* **DATA FOR THIS TASK**
^^^^^^^^^^^^^^^^

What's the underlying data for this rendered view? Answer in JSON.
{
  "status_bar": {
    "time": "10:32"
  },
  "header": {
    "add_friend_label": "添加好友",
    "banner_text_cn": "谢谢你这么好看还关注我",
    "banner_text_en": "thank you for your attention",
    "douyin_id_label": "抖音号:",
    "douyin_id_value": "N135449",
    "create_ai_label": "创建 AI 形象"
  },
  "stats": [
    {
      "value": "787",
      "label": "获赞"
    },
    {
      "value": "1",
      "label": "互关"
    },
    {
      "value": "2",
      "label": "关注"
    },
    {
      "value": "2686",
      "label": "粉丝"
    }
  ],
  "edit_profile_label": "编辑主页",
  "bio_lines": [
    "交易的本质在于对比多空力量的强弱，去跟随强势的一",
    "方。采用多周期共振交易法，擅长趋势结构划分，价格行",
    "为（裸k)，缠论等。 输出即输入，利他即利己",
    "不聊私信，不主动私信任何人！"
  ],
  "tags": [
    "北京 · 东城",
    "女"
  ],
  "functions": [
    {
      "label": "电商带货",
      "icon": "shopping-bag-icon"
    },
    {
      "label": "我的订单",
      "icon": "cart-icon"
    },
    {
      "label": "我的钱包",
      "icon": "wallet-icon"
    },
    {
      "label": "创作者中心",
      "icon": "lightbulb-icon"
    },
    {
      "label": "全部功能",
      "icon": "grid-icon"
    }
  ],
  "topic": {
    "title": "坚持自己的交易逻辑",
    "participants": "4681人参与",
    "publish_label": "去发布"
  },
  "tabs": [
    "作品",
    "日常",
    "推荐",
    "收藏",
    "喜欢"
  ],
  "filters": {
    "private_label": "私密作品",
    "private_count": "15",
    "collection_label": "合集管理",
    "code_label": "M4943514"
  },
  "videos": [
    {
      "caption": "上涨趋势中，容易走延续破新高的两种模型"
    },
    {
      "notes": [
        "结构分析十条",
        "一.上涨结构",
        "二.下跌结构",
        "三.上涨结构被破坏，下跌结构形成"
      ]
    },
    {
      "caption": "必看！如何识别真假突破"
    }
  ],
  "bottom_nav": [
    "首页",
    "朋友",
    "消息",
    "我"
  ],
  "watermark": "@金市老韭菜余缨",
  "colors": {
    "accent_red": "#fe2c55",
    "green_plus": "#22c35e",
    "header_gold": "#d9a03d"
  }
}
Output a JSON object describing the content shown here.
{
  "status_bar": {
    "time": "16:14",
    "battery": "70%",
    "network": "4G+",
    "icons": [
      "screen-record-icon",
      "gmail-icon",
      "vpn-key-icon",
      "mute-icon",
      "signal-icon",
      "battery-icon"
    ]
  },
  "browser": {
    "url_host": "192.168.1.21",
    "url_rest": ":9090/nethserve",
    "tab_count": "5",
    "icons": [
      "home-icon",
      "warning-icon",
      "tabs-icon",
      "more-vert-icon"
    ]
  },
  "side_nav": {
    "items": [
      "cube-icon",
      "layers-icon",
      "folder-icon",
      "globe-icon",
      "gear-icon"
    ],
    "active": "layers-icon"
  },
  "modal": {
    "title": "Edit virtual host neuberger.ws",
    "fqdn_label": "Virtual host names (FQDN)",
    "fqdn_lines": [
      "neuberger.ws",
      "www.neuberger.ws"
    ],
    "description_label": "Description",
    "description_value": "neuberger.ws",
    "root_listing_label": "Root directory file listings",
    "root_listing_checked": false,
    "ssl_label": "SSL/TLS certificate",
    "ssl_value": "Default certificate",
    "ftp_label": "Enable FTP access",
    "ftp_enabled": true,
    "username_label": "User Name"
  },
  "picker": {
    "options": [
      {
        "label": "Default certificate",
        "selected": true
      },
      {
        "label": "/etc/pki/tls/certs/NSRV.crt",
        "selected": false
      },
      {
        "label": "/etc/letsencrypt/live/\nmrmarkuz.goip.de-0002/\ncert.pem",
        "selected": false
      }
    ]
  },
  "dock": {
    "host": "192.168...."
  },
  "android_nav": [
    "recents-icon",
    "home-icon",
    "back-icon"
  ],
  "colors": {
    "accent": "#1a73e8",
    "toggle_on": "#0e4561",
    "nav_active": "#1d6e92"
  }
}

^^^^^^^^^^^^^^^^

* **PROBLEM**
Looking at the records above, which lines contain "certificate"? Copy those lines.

* **YOUR RESPONSE**
    "ssl_label": "SSL/TLS certificate",
    "ssl_value": "Default certificate",
        "label": "Default certificate",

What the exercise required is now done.